Edward Acres, managing director at Nottingham-based architectural practice, Acres Architects, issued a warning about the future of UK city centres last week as he addressed an audience at The Housing and Build to Rent Conference.
He called on councils, investors and developers to work together to recognise that the anthropology of our town and city centres have changed, suggesting city centre spaces could become disused without such collaboration. He said: “The death of the city centre is a very real possibility unless developers and investors recognise the inevitable shift towards spaces of cultural understanding and enjoyment”.
While speaking at the online conference attended by senior professionals and key decision makers in the housing, private rental and Build to Rent sectors, Acres added: “From analysis of the markets, it is clear that we are about to experience an economic boom, akin to that seen in the roaring twenties. There seems to be much emphasis on shops closing down, and a real worry about what lies ahead for our town and city centre spaces, but I feel that we will make a move towards Roman culture, where business will be done on the streets. City centres should become destinations for coffee, culture, museums and enjoyment.”
He added: “Many years ago, twenty-somethings would buy apartments in the city, close to the nightlife, and the suburbs were seen as desirable for rearing your children, settling down and moving on to that next stage of your life. There has been a shift in recent years and Build to Rent trends are seeing more and more developers making use of disused buildings and remodelling them into much needed housing.”
Acres’ comments come following a recent announcement by retail giant John Lewis that it is to move into the residential property market, and has set its sights on building 10,000 homes for rental in the coming years.

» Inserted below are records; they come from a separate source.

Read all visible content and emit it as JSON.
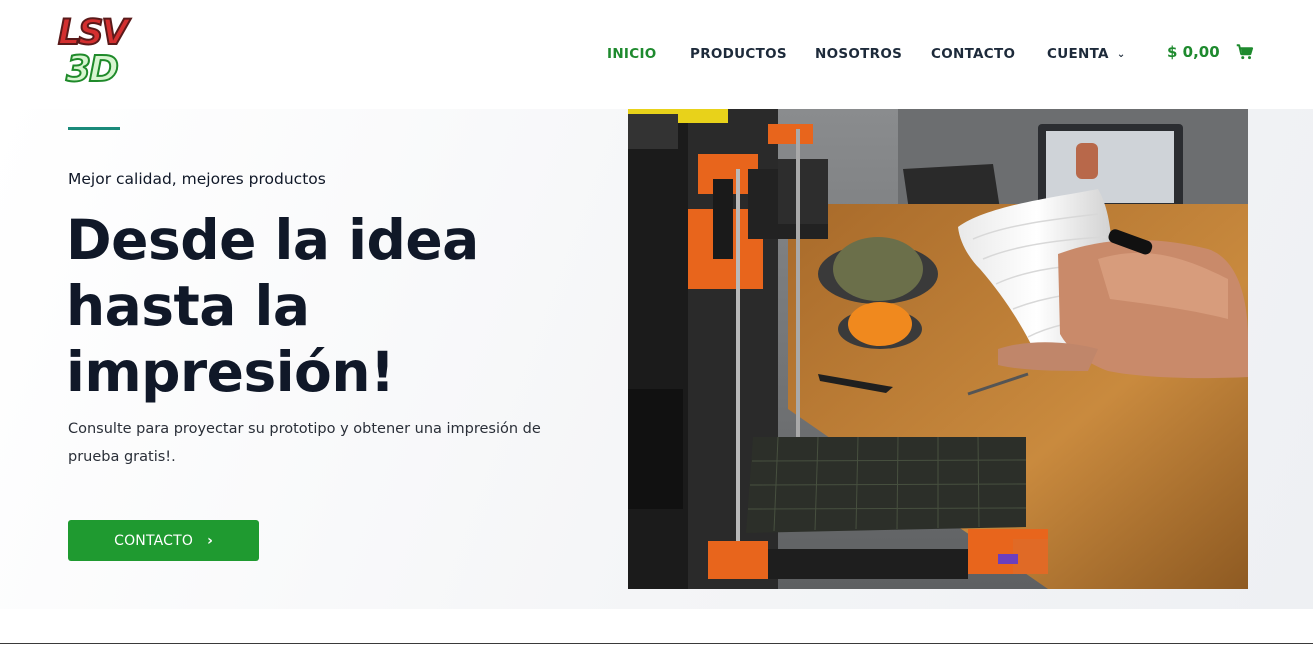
{
  "brand": {
    "logo_top": "LSV",
    "logo_bottom": "3D",
    "logo_top_color": "#d32f2f",
    "logo_bottom_color": "#1f8a2a"
  },
  "nav": {
    "items": [
      {
        "label": "INICIO",
        "active": true
      },
      {
        "label": "PRODUCTOS",
        "active": false
      },
      {
        "label": "NOSOTROS",
        "active": false
      },
      {
        "label": "CONTACTO",
        "active": false
      },
      {
        "label": "CUENTA",
        "active": false,
        "has_dropdown": true
      }
    ],
    "dropdown_icon": "chevron-down-icon",
    "active_color": "#1e8a2e"
  },
  "cart": {
    "amount": "$ 0,00",
    "icon": "shopping-cart-icon",
    "color": "#1e8a2e"
  },
  "hero": {
    "subtitle": "Mejor calidad, mejores productos",
    "title": "Desde la idea hasta la impresión!",
    "description": "Consulte para proyectar su prototipo y obtener una impresión de prueba gratis!.",
    "cta_label": "CONTACTO",
    "cta_icon": "chevron-right-icon",
    "cta_color": "#1f9a30",
    "accent_color": "#1a8a7a",
    "image": "3d-printer-photo"
  }
}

The department store chain revealed plans to use sites in its existing property portfolio to deliver 7,000 of that initial total in a bid to address the national housing shortage whilst supporting local communities.